Segment Start: Material provided

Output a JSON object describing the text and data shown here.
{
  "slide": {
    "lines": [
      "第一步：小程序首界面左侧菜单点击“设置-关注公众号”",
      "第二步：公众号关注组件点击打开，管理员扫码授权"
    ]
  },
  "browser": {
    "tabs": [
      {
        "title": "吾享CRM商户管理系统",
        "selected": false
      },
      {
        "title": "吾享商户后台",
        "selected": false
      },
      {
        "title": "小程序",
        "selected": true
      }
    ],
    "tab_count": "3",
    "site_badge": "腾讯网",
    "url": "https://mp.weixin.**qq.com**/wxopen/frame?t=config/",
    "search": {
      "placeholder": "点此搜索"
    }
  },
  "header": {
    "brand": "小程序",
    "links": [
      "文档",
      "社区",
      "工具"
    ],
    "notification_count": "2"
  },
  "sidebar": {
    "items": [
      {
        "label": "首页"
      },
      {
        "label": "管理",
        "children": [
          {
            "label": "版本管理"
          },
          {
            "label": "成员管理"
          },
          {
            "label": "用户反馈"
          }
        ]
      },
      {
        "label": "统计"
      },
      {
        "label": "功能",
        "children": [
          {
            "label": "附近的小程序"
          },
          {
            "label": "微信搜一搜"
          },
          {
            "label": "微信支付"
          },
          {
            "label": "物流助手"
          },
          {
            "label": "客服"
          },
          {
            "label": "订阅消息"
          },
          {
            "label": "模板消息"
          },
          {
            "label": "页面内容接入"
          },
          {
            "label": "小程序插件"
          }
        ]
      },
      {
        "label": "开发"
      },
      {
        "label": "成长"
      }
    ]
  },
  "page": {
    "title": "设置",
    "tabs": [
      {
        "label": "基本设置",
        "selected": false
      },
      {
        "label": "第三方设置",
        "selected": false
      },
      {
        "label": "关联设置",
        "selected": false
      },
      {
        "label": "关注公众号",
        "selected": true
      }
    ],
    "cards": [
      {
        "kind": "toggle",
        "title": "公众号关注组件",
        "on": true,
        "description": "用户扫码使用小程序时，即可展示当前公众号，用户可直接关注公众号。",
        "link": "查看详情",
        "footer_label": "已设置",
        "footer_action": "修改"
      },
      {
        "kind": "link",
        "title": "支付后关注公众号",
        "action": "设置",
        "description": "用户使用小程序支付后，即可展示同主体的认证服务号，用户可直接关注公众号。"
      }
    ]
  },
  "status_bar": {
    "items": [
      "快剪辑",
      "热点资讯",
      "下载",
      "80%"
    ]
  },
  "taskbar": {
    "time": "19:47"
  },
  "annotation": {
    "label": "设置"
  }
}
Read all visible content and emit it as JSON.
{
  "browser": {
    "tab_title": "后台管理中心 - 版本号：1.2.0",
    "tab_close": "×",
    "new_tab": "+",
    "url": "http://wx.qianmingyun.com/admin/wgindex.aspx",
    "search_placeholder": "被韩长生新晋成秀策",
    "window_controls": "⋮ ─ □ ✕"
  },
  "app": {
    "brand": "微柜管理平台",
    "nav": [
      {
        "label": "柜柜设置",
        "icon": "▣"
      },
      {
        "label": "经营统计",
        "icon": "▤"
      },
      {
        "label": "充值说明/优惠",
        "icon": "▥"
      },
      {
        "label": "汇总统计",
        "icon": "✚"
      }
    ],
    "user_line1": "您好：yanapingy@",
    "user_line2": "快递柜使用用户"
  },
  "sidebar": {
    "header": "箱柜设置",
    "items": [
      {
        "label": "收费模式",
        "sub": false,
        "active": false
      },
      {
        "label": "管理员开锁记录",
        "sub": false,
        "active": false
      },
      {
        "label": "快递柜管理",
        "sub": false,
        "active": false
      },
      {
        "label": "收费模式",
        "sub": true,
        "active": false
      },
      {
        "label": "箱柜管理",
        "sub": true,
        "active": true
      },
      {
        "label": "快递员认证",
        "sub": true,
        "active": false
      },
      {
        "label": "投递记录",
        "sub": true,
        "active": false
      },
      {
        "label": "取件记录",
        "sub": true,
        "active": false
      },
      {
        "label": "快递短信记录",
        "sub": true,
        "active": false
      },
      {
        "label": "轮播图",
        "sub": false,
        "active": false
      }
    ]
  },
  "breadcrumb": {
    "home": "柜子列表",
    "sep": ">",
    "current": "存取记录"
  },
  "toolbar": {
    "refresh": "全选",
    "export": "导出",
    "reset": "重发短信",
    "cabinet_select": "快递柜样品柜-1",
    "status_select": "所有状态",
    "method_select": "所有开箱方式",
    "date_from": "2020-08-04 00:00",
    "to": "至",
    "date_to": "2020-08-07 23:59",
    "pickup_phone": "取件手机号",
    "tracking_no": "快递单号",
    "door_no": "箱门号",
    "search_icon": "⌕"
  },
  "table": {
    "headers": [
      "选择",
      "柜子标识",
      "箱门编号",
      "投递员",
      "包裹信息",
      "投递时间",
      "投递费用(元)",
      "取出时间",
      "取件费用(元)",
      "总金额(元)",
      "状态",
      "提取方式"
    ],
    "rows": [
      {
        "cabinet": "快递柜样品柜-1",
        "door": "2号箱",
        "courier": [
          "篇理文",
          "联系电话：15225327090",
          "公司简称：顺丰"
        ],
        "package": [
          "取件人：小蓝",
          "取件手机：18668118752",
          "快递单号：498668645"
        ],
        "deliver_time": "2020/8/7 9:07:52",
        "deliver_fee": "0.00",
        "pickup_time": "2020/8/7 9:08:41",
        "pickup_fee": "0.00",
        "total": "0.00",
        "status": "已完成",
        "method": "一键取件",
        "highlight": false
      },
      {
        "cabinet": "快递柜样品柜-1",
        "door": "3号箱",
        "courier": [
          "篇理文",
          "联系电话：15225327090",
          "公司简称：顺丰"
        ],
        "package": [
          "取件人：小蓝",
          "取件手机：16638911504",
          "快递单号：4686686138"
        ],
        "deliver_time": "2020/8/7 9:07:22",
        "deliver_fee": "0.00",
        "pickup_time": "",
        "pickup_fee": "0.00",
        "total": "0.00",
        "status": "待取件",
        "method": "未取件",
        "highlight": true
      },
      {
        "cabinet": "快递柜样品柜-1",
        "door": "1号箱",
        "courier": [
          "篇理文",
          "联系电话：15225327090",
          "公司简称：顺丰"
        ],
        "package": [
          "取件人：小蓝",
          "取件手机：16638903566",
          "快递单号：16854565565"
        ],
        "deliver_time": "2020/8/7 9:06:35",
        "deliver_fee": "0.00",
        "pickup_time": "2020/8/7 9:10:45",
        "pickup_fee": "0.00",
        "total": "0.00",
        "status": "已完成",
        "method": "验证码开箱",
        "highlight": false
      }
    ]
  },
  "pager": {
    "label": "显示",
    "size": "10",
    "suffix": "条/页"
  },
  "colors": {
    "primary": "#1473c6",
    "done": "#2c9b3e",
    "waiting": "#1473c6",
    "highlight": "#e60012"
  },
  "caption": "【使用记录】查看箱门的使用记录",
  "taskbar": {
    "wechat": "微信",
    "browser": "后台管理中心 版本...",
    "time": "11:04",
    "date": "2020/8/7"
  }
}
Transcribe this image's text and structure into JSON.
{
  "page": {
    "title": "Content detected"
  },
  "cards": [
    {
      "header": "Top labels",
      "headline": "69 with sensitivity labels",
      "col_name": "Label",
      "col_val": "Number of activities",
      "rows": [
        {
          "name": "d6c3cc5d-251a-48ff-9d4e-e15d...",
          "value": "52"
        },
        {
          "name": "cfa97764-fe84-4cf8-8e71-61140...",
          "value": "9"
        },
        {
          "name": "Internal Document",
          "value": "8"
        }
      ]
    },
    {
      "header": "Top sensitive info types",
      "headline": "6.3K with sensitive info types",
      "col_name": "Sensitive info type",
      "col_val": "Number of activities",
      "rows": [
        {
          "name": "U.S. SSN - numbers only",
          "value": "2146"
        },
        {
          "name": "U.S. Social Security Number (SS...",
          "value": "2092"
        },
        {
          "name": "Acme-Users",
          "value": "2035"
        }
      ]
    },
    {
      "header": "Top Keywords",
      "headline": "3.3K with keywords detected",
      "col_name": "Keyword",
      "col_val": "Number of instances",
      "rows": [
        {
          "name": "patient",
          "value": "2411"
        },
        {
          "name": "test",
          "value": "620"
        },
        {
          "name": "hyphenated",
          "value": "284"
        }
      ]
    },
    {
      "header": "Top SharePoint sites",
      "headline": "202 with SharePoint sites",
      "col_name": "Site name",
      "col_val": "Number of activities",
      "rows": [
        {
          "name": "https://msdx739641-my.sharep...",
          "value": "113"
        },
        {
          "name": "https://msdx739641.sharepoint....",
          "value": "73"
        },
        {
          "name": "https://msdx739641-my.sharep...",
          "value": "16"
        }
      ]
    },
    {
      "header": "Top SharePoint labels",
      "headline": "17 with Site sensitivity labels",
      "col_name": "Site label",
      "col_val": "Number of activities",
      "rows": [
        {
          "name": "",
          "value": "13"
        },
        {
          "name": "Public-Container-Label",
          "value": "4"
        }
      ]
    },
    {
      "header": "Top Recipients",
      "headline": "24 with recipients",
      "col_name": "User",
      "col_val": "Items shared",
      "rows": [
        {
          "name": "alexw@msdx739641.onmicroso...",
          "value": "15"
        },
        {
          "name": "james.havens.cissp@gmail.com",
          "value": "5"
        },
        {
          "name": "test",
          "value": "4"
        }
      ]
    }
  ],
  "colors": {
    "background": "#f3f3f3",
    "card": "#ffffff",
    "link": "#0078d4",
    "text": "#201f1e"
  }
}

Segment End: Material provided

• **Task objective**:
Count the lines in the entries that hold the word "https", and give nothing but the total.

• **Response**:
4